I hear my friends say, "I am troubled," "I am confused," "I am frustrated," and all of us can understand those people. Sometimes I almost develop a stomach ulcer myself, just listening to them.

We all wish the war would end. We all wish the troops would come home. But I want to see the alternatives and the calculations that they have to present that give them a better chance to get the troops home than the very thing we are doing.

There is no human being in all this world who wishes these things to happen--for peace to come to the world--more than your President of the United States.

If you are too busy, or not inclined to help, please count 10 before you hurt. Because we must have no doubt today about the determination of the American men wearing American uniforms, the Marines who are out there fighting in the wet jungles, wading through the rice paddies up to their belts, the sailors who are searching the shores and patrolling the seas, the airmen who are out there facing the missiles and the antiaircraft guns, carrying out their mission, trying to protect your liberty. The least they are entitled to is for you to be as brave as they are and to stand up and give them the support they need here at home.

These men are not going to fail us.

Now the real question is: Are we going to fail them? Our staying power is what counts in the long and dangerous months ahead.

The Communists expect us to lose heart.

The Communists expect to wear us down. The Communists expect to divide this Nation.

The Communists are not happy about the military defeat they are taking in South Vietnam.

But sometimes they do get encouraged, as they said this week, about the dissension in the United States of America. They believe that the political disagreements in Washington, the confusion and doubt in the United States, will hand them a victory on a silver platter in Southeast Asia.

Well, if they think that, they are wrong. To those who would try to pressure us or influence us, mislead us or deceive us, I say this afternoon, there can be only one decision in Vietnam, and that is this: We will see this through. We shall persist. We shall succeed.

Other Presidents have made the commitment. I have reaffirmed it. The Congress has confirmed it. I plan to do all that I can in my own limited way to see that we not permit 14 million innocent men, women, and children to fall victims to a savage aggression.
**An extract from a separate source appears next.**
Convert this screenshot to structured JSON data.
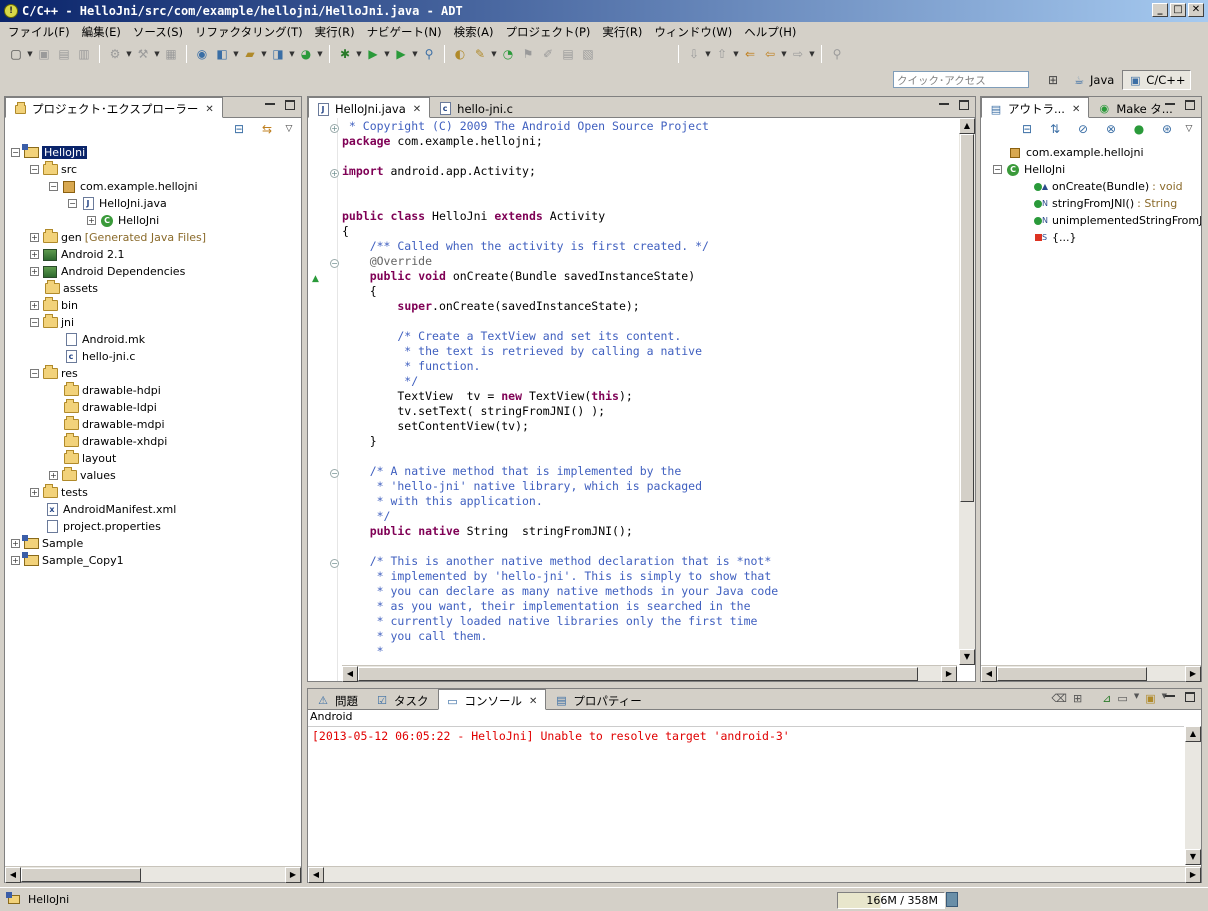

There are many nations, large and small, whose security depends on the reliability of the word and the reliability of the power of the United States. The word of the United States must remain a trust that men can live by, can live with, and can depend upon.

Some day we will all work as friends and neighbors to grow more food, to build more schools, to heal the sick, to care for the old, to encourage the young.

We have programs in that direction in the United States going on now, and we are not going to junk them. But we are not going to tuck our tail and run out of South Vietnam either.

History is not made by nameless forces. History is made by men and women, by their governments and their nations.

This Nation, working with others, must demonstrate in Vietnam that our commitment to freedom and peace is not a fragile thing. It can--and it will--sustain the major test and any test that may confront it.

With your support--with your faith--we will fulfill America's duty.

We have a proud and a glorious heritage. We are going to be true to it.

It was only 20 months ago that the people of America held a great national election. The people of 44 States of this Union, including the great State of Nebraska, gave me a direction and voted me a majority for the Presidency of this country. I believe that their vote was a trust, that as long as I held this high and most responsible office and gift of the American people, that I would do my best as President of the country, as Commander in Chief of the Army.

Now, there are many, many who can recommend, advise, and sometimes a few of them consent. But there is only one that has been chosen by the American people to decide.

With your support, with your prayers, with your faith, I intend to honor the responsibility and to be true to the trust of the office to which you elected me, and to preserve freedom in this country; to keep our commitments; to honor our treaties; and let the rest of the world know that when America gives its word, America keeps its word.

Thank you.